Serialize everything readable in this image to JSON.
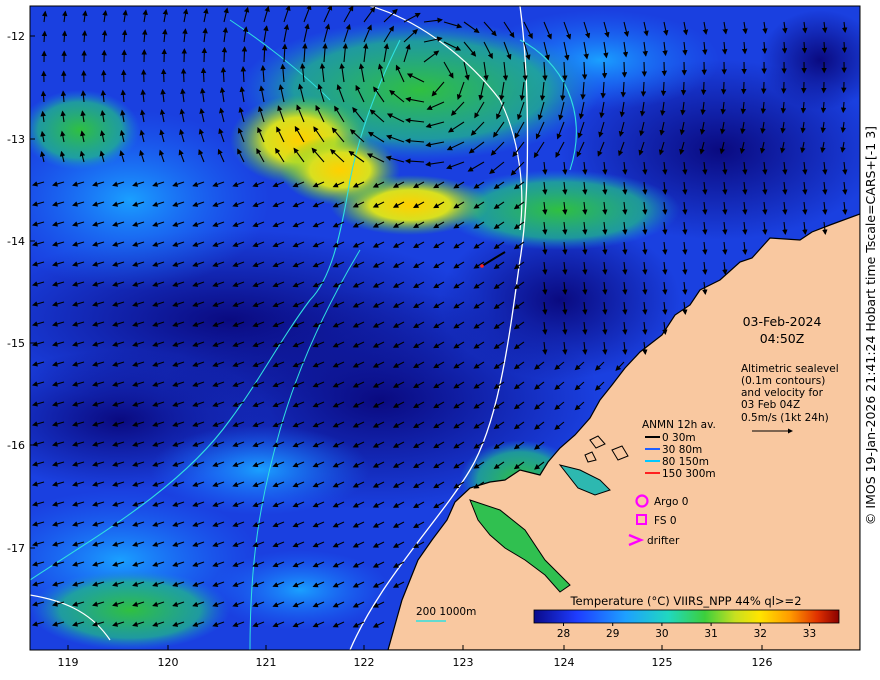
{
  "map": {
    "lon_ticks": [
      "119",
      "120",
      "121",
      "122",
      "123",
      "124",
      "125",
      "126"
    ],
    "lat_ticks": [
      "-12",
      "-13",
      "-14",
      "-15",
      "-16",
      "-17"
    ],
    "date": "03-Feb-2024",
    "time": "04:50Z",
    "altimetry_lines": [
      "Altimetric sealevel",
      "(0.1m contours)",
      "and velocity for",
      "03 Feb 04Z",
      "0.5m/s (1kt 24h)"
    ],
    "anmn": {
      "title": "ANMN 12h av.",
      "depths": [
        {
          "label": "0 30m",
          "color": "#000000"
        },
        {
          "label": "30 80m",
          "color": "#1f5fff"
        },
        {
          "label": "80 150m",
          "color": "#00c8ff"
        },
        {
          "label": "150 300m",
          "color": "#ff2020"
        }
      ]
    },
    "platforms": [
      {
        "label": "Argo 0",
        "icon": "circle-icon",
        "color": "#ff00ff"
      },
      {
        "label": "FS 0",
        "icon": "square-icon",
        "color": "#ff00ff"
      },
      {
        "label": "drifter",
        "icon": "chevron-icon",
        "color": "#ff00ff"
      }
    ],
    "isobath_label": "200  1000m",
    "colorbar": {
      "title": "Temperature (°C) VIIRS_NPP 44% ql>=2",
      "ticks": [
        "28",
        "29",
        "30",
        "31",
        "32",
        "33"
      ],
      "min": 27.4,
      "max": 33.6
    },
    "copyright": "© IMOS 19-Jan-2026 21:41:24 Hobart time Tscale=CARS+[-1 3]",
    "colors": {
      "land": "#f9c8a0",
      "cold_water": "#0a0a8a",
      "warm_water": "#ffd400",
      "contour_white": "#ffffff",
      "contour_cyan": "#30e0e0",
      "platform": "#ff00ff"
    }
  }
}
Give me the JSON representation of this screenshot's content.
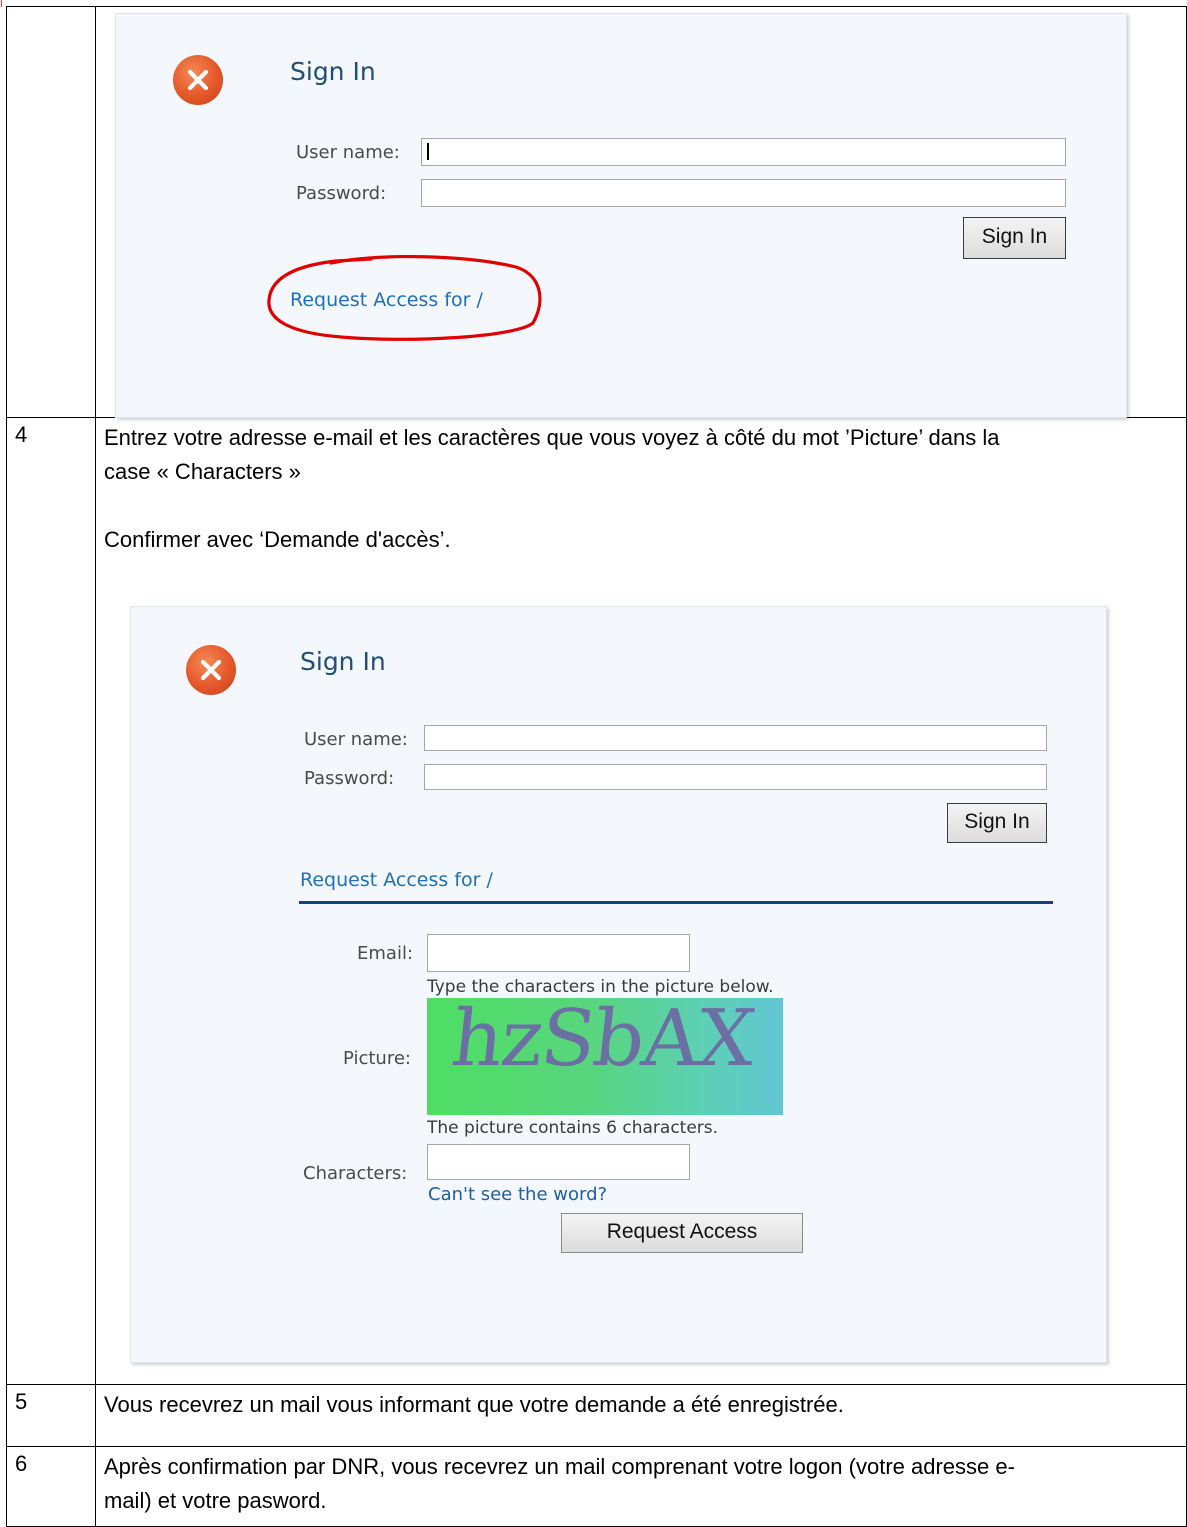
{
  "page": {
    "colors": {
      "icon": "#e4572a",
      "title": "#1f4e78",
      "link": "#1e6fbe",
      "rule": "#1c3d8c",
      "annotation": "#e00000"
    }
  },
  "panel1": {
    "title": "Sign In",
    "username_label": "User name:",
    "password_label": "Password:",
    "signin_button": "Sign In",
    "request_link": "Request Access for /",
    "icon": "error-x-icon"
  },
  "steps": [
    {
      "num": "4",
      "line1": "Entrez votre adresse e-mail et les caractères que vous voyez à côté du mot ’Picture’ dans la",
      "line2": "case « Characters »",
      "line3": "Confirmer avec ‘Demande d'accès’."
    },
    {
      "num": "5",
      "text": "Vous recevrez un mail vous informant que votre demande a été enregistrée."
    },
    {
      "num": "6",
      "line1": "Après confirmation par DNR, vous recevrez un mail comprenant votre logon (votre adresse e-",
      "line2": "mail) et votre pasword."
    }
  ],
  "panel2": {
    "title": "Sign In",
    "username_label": "User name:",
    "password_label": "Password:",
    "signin_button": "Sign In",
    "request_heading": "Request Access for /",
    "email_label": "Email:",
    "captcha_hint": "Type the characters in the picture below.",
    "picture_label": "Picture:",
    "captcha_text": "hzSbAX",
    "captcha_count": "The picture contains 6 characters.",
    "characters_label": "Characters:",
    "cant_see_link": "Can't see the word?",
    "request_button": "Request Access",
    "icon": "error-x-icon"
  }
}
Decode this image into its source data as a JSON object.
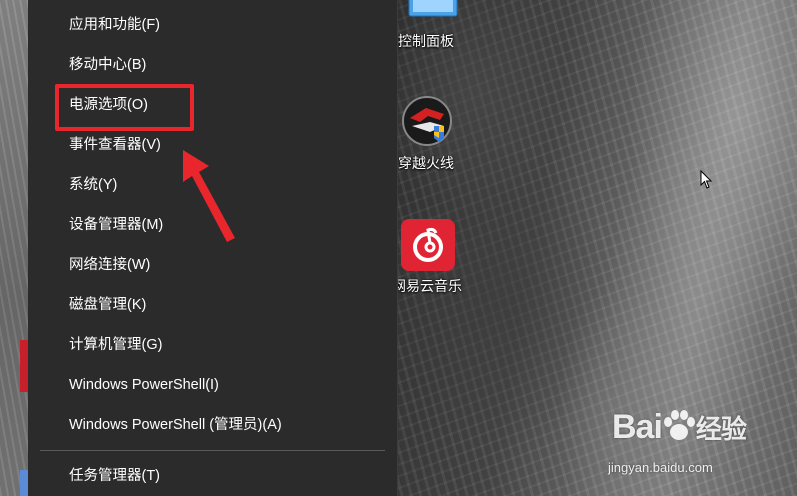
{
  "menu": {
    "items": [
      {
        "label": "应用和功能(F)"
      },
      {
        "label": "移动中心(B)"
      },
      {
        "label": "电源选项(O)"
      },
      {
        "label": "事件查看器(V)"
      },
      {
        "label": "系统(Y)"
      },
      {
        "label": "设备管理器(M)"
      },
      {
        "label": "网络连接(W)"
      },
      {
        "label": "磁盘管理(K)"
      },
      {
        "label": "计算机管理(G)"
      },
      {
        "label": "Windows PowerShell(I)"
      },
      {
        "label": "Windows PowerShell (管理员)(A)"
      },
      {
        "label": "任务管理器(T)"
      }
    ]
  },
  "desktop": {
    "icons": [
      {
        "label": "控制面板",
        "icon": "control-panel-icon"
      },
      {
        "label": "穿越火线",
        "icon": "crossfire-icon"
      },
      {
        "label": "网易云音乐",
        "icon": "netease-music-icon"
      }
    ]
  },
  "watermark": {
    "logo": "Bai",
    "logo_suffix": "经验",
    "url": "jingyan.baidu.com"
  },
  "colors": {
    "menu_bg": "#2b2b2b",
    "annotation_red": "#e8262b"
  }
}
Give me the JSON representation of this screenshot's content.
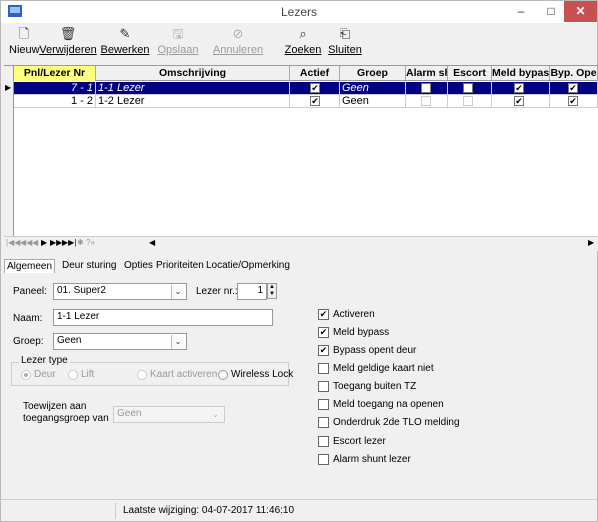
{
  "window": {
    "title": "Lezers",
    "minimize_glyph": "–",
    "maximize_glyph": "□",
    "close_glyph": "✕"
  },
  "toolbar": {
    "new_label": "Nieuw",
    "delete_label": "Verwijderen",
    "edit_label": "Bewerken",
    "save_label": "Opslaan",
    "cancel_label": "Annuleren",
    "search_label": "Zoeken",
    "close_label": "Sluiten"
  },
  "grid": {
    "columns": [
      "Pnl/Lezer Nr",
      "Omschrijving",
      "Actief",
      "Groep",
      "Alarm shu",
      "Escort",
      "Meld bypas",
      "Byp. Ope"
    ],
    "rows": [
      {
        "nr": "7 - 1",
        "omschrijving": "1-1 Lezer",
        "groep": "Geen",
        "actief": "✔",
        "alarm": "",
        "escort": "",
        "meld": "✔",
        "byp": "✔"
      },
      {
        "nr": "1 - 2",
        "omschrijving": "1-2 Lezer",
        "groep": "Geen",
        "actief": "✔",
        "alarm": "",
        "escort": "",
        "meld": "✔",
        "byp": "✔"
      }
    ]
  },
  "tabs": [
    "Algemeen",
    "Deur sturing",
    "Opties",
    "Prioriteiten",
    "Locatie/Opmerking"
  ],
  "form": {
    "panel_label": "Paneel:",
    "panel_value": "01. Super2",
    "reader_nr_label": "Lezer nr.:",
    "reader_nr_value": "1",
    "name_label": "Naam:",
    "name_value": "1-1 Lezer",
    "group_label": "Groep:",
    "group_value": "Geen",
    "reader_type_label": "Lezer type",
    "type_door": "Deur",
    "type_lift": "Lift",
    "type_card": "Kaart activeren",
    "type_wireless": "Wireless Lock",
    "assign_label_1": "Toewijzen aan",
    "assign_label_2": "toegangsgroep van",
    "assign_value": "Geen"
  },
  "options": [
    {
      "label": "Activeren",
      "checked": "✔"
    },
    {
      "label": "Meld bypass",
      "checked": "✔"
    },
    {
      "label": "Bypass opent deur",
      "checked": "✔"
    },
    {
      "label": "Meld geldige kaart niet",
      "checked": ""
    },
    {
      "label": "Toegang buiten TZ",
      "checked": ""
    },
    {
      "label": "Meld toegang na openen",
      "checked": ""
    },
    {
      "label": "Onderdruk 2de TLO melding",
      "checked": ""
    },
    {
      "label": "Escort lezer",
      "checked": ""
    },
    {
      "label": "Alarm shunt lezer",
      "checked": ""
    }
  ],
  "status": {
    "last_change": "Laatste wijziging: 04-07-2017 11:46:10"
  },
  "colors": {
    "selected_row": "#000080",
    "sorted_header": "#ffff80",
    "close_button": "#c75050"
  }
}
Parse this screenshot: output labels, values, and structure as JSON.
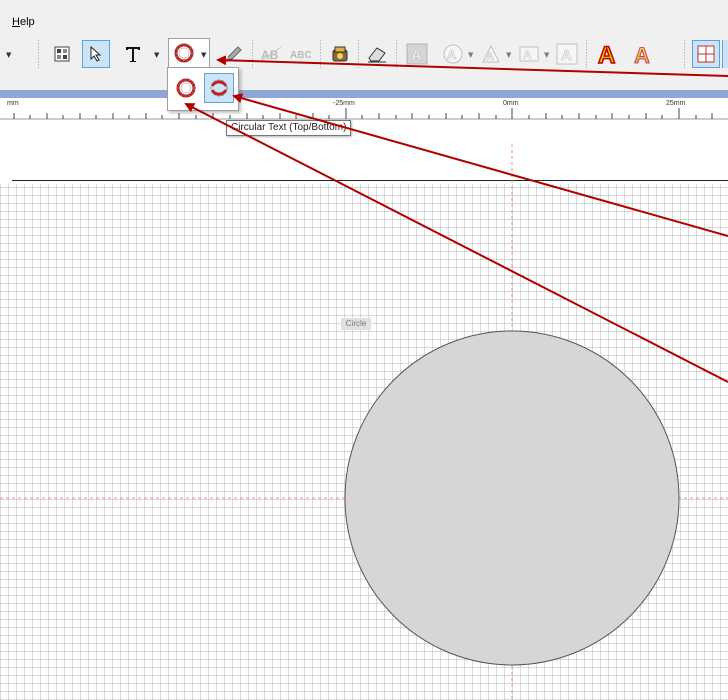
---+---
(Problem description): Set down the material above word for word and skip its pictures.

(Task solution):
Serialize everything readable in this image to JSON.
{
  "map": {
    "lon_ticks": [
      "119",
      "120",
      "121",
      "122",
      "123",
      "124",
      "125",
      "126"
    ],
    "lat_ticks": [
      "-12",
      "-13",
      "-14",
      "-15",
      "-16",
      "-17"
    ],
    "date": "03-Feb-2024",
    "time": "04:50Z",
    "altimetry_lines": [
      "Altimetric sealevel",
      "(0.1m contours)",
      "and velocity for",
      "03 Feb 04Z",
      "0.5m/s (1kt 24h)"
    ],
    "anmn": {
      "title": "ANMN 12h av.",
      "depths": [
        {
          "label": "0 30m",
          "color": "#000000"
        },
        {
          "label": "30 80m",
          "color": "#1f5fff"
        },
        {
          "label": "80 150m",
          "color": "#00c8ff"
        },
        {
          "label": "150 300m",
          "color": "#ff2020"
        }
      ]
    },
    "platforms": [
      {
        "label": "Argo 0",
        "icon": "circle-icon",
        "color": "#ff00ff"
      },
      {
        "label": "FS 0",
        "icon": "square-icon",
        "color": "#ff00ff"
      },
      {
        "label": "drifter",
        "icon": "chevron-icon",
        "color": "#ff00ff"
      }
    ],
    "isobath_label": "200  1000m",
    "colorbar": {
      "title": "Temperature (°C) VIIRS_NPP 44% ql>=2",
      "ticks": [
        "28",
        "29",
        "30",
        "31",
        "32",
        "33"
      ],
      "min": 27.4,
      "max": 33.6
    },
    "copyright": "© IMOS 19-Jan-2026 21:41:24 Hobart time Tscale=CARS+[-1 3]",
    "colors": {
      "land": "#f9c8a0",
      "cold_water": "#0a0a8a",
      "warm_water": "#ffd400",
      "contour_white": "#ffffff",
      "contour_cyan": "#30e0e0",
      "platform": "#ff00ff"
    }
  }
}
Give me the JSON representation of this screenshot's content.
{
  "page": {
    "colors": {
      "icon": "#e4572a",
      "title": "#1f4e78",
      "link": "#1e6fbe",
      "rule": "#1c3d8c",
      "annotation": "#e00000"
    }
  },
  "panel1": {
    "title": "Sign In",
    "username_label": "User name:",
    "password_label": "Password:",
    "signin_button": "Sign In",
    "request_link": "Request Access for /",
    "icon": "error-x-icon"
  },
  "steps": [
    {
      "num": "4",
      "line1": "Entrez votre adresse e-mail et les caractères que vous voyez à côté du mot ’Picture’ dans la",
      "line2": "case « Characters »",
      "line3": "Confirmer avec ‘Demande d'accès’."
    },
    {
      "num": "5",
      "text": "Vous recevrez un mail vous informant que votre demande a été enregistrée."
    },
    {
      "num": "6",
      "line1": "Après confirmation par DNR, vous recevrez un mail comprenant votre logon (votre adresse e-",
      "line2": "mail) et votre pasword."
    }
  ],
  "panel2": {
    "title": "Sign In",
    "username_label": "User name:",
    "password_label": "Password:",
    "signin_button": "Sign In",
    "request_heading": "Request Access for /",
    "email_label": "Email:",
    "captcha_hint": "Type the characters in the picture below.",
    "picture_label": "Picture:",
    "captcha_text": "hzSbAX",
    "captcha_count": "The picture contains 6 characters.",
    "characters_label": "Characters:",
    "cant_see_link": "Can't see the word?",
    "request_button": "Request Access",
    "icon": "error-x-icon"
  }
}
Decode this image into its source data as a JSON object.
{
  "menu": {
    "items": [
      {
        "label": "应用和功能(F)"
      },
      {
        "label": "移动中心(B)"
      },
      {
        "label": "电源选项(O)"
      },
      {
        "label": "事件查看器(V)"
      },
      {
        "label": "系统(Y)"
      },
      {
        "label": "设备管理器(M)"
      },
      {
        "label": "网络连接(W)"
      },
      {
        "label": "磁盘管理(K)"
      },
      {
        "label": "计算机管理(G)"
      },
      {
        "label": "Windows PowerShell(I)"
      },
      {
        "label": "Windows PowerShell (管理员)(A)"
      },
      {
        "label": "任务管理器(T)"
      }
    ]
  },
  "desktop": {
    "icons": [
      {
        "label": "控制面板",
        "icon": "control-panel-icon"
      },
      {
        "label": "穿越火线",
        "icon": "crossfire-icon"
      },
      {
        "label": "网易云音乐",
        "icon": "netease-music-icon"
      }
    ]
  },
  "watermark": {
    "logo": "Bai",
    "logo_suffix": "经验",
    "url": "jingyan.baidu.com"
  },
  "colors": {
    "menu_bg": "#2b2b2b",
    "annotation_red": "#e8262b"
  }
}
Give me the JSON representation of this screenshot's content.
{
  "window": {
    "title": "Lezers",
    "minimize_glyph": "–",
    "maximize_glyph": "□",
    "close_glyph": "✕"
  },
  "toolbar": {
    "new_label": "Nieuw",
    "delete_label": "Verwijderen",
    "edit_label": "Bewerken",
    "save_label": "Opslaan",
    "cancel_label": "Annuleren",
    "search_label": "Zoeken",
    "close_label": "Sluiten"
  },
  "grid": {
    "columns": [
      "Pnl/Lezer Nr",
      "Omschrijving",
      "Actief",
      "Groep",
      "Alarm shu",
      "Escort",
      "Meld bypas",
      "Byp. Ope"
    ],
    "rows": [
      {
        "nr": "7 - 1",
        "omschrijving": "1-1 Lezer",
        "groep": "Geen",
        "actief": "✔",
        "alarm": "",
        "escort": "",
        "meld": "✔",
        "byp": "✔"
      },
      {
        "nr": "1 - 2",
        "omschrijving": "1-2 Lezer",
        "groep": "Geen",
        "actief": "✔",
        "alarm": "",
        "escort": "",
        "meld": "✔",
        "byp": "✔"
      }
    ]
  },
  "tabs": [
    "Algemeen",
    "Deur sturing",
    "Opties",
    "Prioriteiten",
    "Locatie/Opmerking"
  ],
  "form": {
    "panel_label": "Paneel:",
    "panel_value": "01. Super2",
    "reader_nr_label": "Lezer nr.:",
    "reader_nr_value": "1",
    "name_label": "Naam:",
    "name_value": "1-1 Lezer",
    "group_label": "Groep:",
    "group_value": "Geen",
    "reader_type_label": "Lezer type",
    "type_door": "Deur",
    "type_lift": "Lift",
    "type_card": "Kaart activeren",
    "type_wireless": "Wireless Lock",
    "assign_label_1": "Toewijzen aan",
    "assign_label_2": "toegangsgroep van",
    "assign_value": "Geen"
  },
  "options": [
    {
      "label": "Activeren",
      "checked": "✔"
    },
    {
      "label": "Meld bypass",
      "checked": "✔"
    },
    {
      "label": "Bypass opent deur",
      "checked": "✔"
    },
    {
      "label": "Meld geldige kaart niet",
      "checked": ""
    },
    {
      "label": "Toegang buiten TZ",
      "checked": ""
    },
    {
      "label": "Meld toegang na openen",
      "checked": ""
    },
    {
      "label": "Onderdruk 2de TLO melding",
      "checked": ""
    },
    {
      "label": "Escort lezer",
      "checked": ""
    },
    {
      "label": "Alarm shunt lezer",
      "checked": ""
    }
  ],
  "status": {
    "last_change": "Laatste wijziging: 04-07-2017 11:46:10"
  },
  "colors": {
    "selected_row": "#000080",
    "sorted_header": "#ffff80",
    "close_button": "#c75050"
  }
}
Parse this screenshot: output labels, values, and structure as JSON.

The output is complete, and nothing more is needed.